1 In the first book, Theophilus, I wrote about all that Jesus did and taught from the beginning 2 until the day when he was taken up to heaven, after giving instructions through the Holy Spirit to the apostles whom he had chosen. 3 After his suffering he presented himself alive to them by many convincing proofs, appearing to them during forty days and speaking about the kingdom of God. 4 While staying with them, he ordered them not to leave Jerusalem, but to wait there for the promise of the Father. “This,” he said, “is what you have heard from me; 5 for John baptized with water, but you will be baptized with the Holy Spirit not many days from now.”
6 So when they had come together, they asked him, “Lord, is this the time when you will restore the kingdom to Israel?” 7 He replied, “It is not for you to know the times or periods that the Father has set by his own authority. 8 But you will receive power when the Holy Spirit has come upon you; and you will be my witnesses in Jerusalem, in all Judea and Samaria, and to the ends of the earth.” 9 When he had said this, as they were watching, he was lifted up, and a cloud took him out of their sight. 10 While he was going and they were gazing up toward heaven, suddenly two men in white robes stood by them. 11 They said, “Men of Galilee, why do you stand looking up toward heaven?
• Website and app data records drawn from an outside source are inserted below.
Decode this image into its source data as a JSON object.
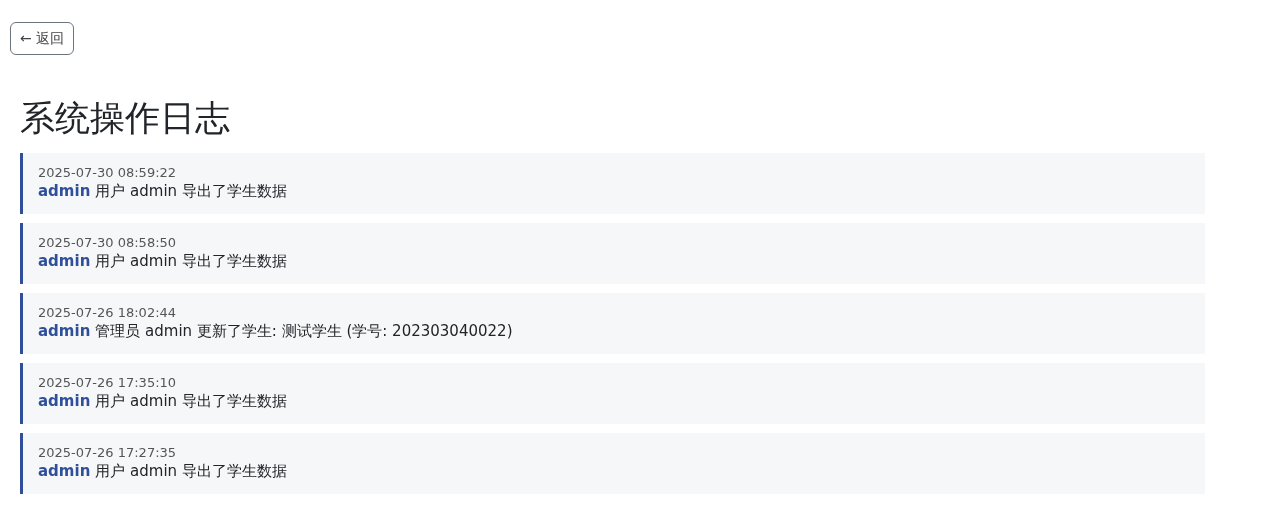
{
  "back_button": {
    "label": "← 返回"
  },
  "title": "系统操作日志",
  "logs": [
    {
      "time": "2025-07-30 08:59:22",
      "user": "admin",
      "message": "用户 admin 导出了学生数据"
    },
    {
      "time": "2025-07-30 08:58:50",
      "user": "admin",
      "message": "用户 admin 导出了学生数据"
    },
    {
      "time": "2025-07-26 18:02:44",
      "user": "admin",
      "message": "管理员 admin 更新了学生: 测试学生 (学号: 202303040022)"
    },
    {
      "time": "2025-07-26 17:35:10",
      "user": "admin",
      "message": "用户 admin 导出了学生数据"
    },
    {
      "time": "2025-07-26 17:27:35",
      "user": "admin",
      "message": "用户 admin 导出了学生数据"
    }
  ]
}
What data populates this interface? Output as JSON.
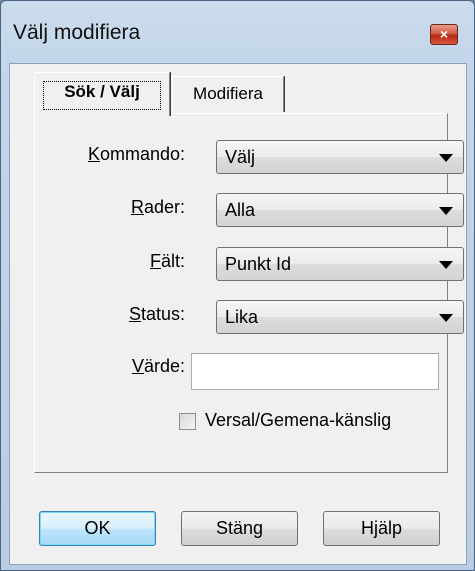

This Jesus, who has been taken up from you into heaven, will come in the same way as you saw him go into heaven.”
The Easter season ends with the celebration of Jesus’ ascension into heaven. Ascension Sunday doesn’t get the attention of either Easter or Pentecost, but it is important enough that the creators of the Creeds took notice:
He ascended to heaven and is seated at the right hand of God the Father almighty.
From there he will come to judge the living and the dead.
I realize that such a statement seems archaic and a reflection of an outmoded worldview. We no longer envision a three-storied universe, with God up and out there. We’ve been to the moon and back. We’ve sent space craft to the ends of the solar system. We’ve yet to find this heavenly realm out there. Yet, here we are with the story of the Ascension of Jesus staring us in the face. Now, it is true that only Luke tells this particular story of the Ascension, but does that mean it lacks importance? After all, only Luke tells the story of the continuing mission of God in the power of the Spirit (at least in narrative form).